Over the past weeks I have had many emails from some lovely people holidaying in Sicily who have come across cats and raised their concern. This is the advice I give them. First of all, before you consider removing the cat from its territory, unless it is obviously in need of veterinary care, do consider: does this cat belong to a colony? Is there a gattara (cat lady) who regularly feeds them?
For those who decide they want to bring a cat to their homes (see the story of Katarna in my book The Great Sicilian Cat Rescue) this is a complex and usually expensive action to take. There are strict regulations for animals entering the UK for example. The feline must have an anti rabies inoculation and then wait in situ for twenty-one days. Documentation must be obtained via an ASL office and there are other injections required a few days before the cat can leave with its approved Pet Passport. The agency Relocat, based in Rome, transports cats efficiently and with all care.
For veterinary care contact me at the Catsnip address for details.
You will find more information in my practical chapter at the end of The Great Sicilian Cat Rescue and also useful contacts.
Catsnip was set up in 2002 following the discovery that the Sicilian method of controlling the population of feral cats in the mistaken belief this would ‘solve’ the problem was by killing them.With funding raised from organisations and individuals, Catsnip makes several catch/neuter/return trips in Sicily with vets from America, Germany and the UK. The organisation is now eight years old and entering a new phase. This will involve working at a slower but I believe, more productive pace, over the year rather than just a week or two. I am also planning educational trips with a British vet to teach local Sicilian vets modern ways of neutering.

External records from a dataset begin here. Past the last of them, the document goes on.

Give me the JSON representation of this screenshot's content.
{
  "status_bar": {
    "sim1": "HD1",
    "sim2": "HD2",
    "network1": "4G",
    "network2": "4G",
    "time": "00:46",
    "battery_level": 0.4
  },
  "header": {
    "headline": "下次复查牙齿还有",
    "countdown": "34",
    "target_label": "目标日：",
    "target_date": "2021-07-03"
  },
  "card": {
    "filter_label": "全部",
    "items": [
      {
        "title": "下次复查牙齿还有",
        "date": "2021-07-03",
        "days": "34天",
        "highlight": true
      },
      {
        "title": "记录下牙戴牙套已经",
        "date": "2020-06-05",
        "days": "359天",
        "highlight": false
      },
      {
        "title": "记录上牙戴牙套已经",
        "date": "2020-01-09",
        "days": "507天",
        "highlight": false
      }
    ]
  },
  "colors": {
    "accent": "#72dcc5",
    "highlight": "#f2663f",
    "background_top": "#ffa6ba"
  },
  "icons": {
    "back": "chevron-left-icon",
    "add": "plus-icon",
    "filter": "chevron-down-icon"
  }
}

Catsnip has several main aims:
- To pursue a catch/neuter/return programme of feral cats in Sicily on a longer term to alter the mindset of local people particularly young people.
- To attempt to persuade them to see animals as sentient beings capable of the same feelings as human beings and also with needs and rights which should be respected particularly because they cannot speak for themselves.
- To gain permission to take vets to Sicily on an official basis for catch/neuter/return sessions.
- To address the running of kennels and catteries in tourist areas, where animals live in atrocious conditions.
Numerous visitors to Mediterranean countries have found their holiday punctuated by trips to feed hungry feral cats. Some try to save injured and sick felines. Not many have gone to the lengths of Jenny Pulling with her one-woman campaign, Catsnip. Set against the beautiful and sinister backdrop of Sicily and its enigmatic people, the book charts Jenny's journey as passionate defender of the island's often abused and ill-treated cats.